“Sexual exploitation is happening in towns and cities across the country but what we have learned can be used to help others.
“We know it is still going on in our city, but we are doing everything in our power to prevent it, disrupt it and deal with it, and support the victims for years to come.”
Temporary Deputy Chief Constable of Northumbria Police, Darren Best, said: “We welcome this review which highlights the complexities of sexual exploitation but also some of the work being done in Newcastle to tackle the issue.
“It is fair to say that in recent years we, as a society, have undergone a sea-change in terms of our knowledge and understanding of sexual exploitation; from the behaviour of perpetrators to the long-term impact on victims.
“This review praises the approach taken by Northumbria Police as part of Operation Sanctuary to proactively disrupt perpetrators.
“But we are far from complacent and recognise we still have work to do to ensure we consistently identify victims and carry out comprehensive investigations on their behalf.
“Preventative work is key and a wide-range of safeguarding work is being carried out across the city involving the likes of police, local authority, health, education, businesses and local communities.
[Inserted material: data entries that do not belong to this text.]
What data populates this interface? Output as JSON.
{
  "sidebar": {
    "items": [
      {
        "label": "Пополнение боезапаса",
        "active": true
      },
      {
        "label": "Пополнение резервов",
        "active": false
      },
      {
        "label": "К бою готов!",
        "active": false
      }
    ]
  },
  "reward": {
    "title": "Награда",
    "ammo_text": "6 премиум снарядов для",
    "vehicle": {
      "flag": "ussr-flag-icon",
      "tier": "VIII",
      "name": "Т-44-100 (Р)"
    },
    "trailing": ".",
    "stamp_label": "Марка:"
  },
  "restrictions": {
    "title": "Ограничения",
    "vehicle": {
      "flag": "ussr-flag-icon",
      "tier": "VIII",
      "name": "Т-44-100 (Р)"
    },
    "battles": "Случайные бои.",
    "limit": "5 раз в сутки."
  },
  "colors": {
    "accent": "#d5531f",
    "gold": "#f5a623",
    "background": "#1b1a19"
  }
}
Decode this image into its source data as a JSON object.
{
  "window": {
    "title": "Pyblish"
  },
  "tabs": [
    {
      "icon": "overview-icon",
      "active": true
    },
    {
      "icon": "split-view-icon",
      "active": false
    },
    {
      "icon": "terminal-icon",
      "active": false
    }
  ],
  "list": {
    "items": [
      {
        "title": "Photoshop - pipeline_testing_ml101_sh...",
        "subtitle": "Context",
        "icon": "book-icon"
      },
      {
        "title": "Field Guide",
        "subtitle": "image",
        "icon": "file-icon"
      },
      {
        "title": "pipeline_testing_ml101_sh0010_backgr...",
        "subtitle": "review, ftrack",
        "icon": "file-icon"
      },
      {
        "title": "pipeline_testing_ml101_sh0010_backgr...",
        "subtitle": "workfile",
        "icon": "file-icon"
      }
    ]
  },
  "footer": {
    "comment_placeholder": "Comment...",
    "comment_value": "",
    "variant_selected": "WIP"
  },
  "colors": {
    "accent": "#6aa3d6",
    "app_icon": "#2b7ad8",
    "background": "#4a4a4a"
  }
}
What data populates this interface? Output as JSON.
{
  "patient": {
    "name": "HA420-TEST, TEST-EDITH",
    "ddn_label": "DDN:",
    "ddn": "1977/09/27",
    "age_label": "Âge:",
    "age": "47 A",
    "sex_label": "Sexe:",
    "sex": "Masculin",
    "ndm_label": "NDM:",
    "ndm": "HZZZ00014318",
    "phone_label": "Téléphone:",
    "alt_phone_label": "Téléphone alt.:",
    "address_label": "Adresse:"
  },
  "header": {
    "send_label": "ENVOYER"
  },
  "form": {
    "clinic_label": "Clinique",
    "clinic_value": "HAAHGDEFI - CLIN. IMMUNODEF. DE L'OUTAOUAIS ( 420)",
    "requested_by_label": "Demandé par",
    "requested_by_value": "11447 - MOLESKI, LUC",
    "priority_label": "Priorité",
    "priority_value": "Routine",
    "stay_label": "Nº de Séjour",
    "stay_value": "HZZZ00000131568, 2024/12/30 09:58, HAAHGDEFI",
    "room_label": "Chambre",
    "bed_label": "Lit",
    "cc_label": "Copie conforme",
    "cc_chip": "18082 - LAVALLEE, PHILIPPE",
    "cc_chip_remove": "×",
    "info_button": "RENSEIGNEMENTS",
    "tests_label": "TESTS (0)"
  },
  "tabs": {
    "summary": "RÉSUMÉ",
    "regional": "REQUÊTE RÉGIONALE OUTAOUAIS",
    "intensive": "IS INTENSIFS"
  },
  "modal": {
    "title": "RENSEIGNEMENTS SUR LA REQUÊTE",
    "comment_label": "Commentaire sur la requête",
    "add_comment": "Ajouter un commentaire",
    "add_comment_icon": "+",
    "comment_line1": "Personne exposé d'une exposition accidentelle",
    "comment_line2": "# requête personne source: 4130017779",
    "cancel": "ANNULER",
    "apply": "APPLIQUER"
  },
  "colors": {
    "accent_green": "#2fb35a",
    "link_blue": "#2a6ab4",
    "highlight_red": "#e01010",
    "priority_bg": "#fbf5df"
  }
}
“What cannot be clearer is that safeguarding the vulnerable is everybody’s business.”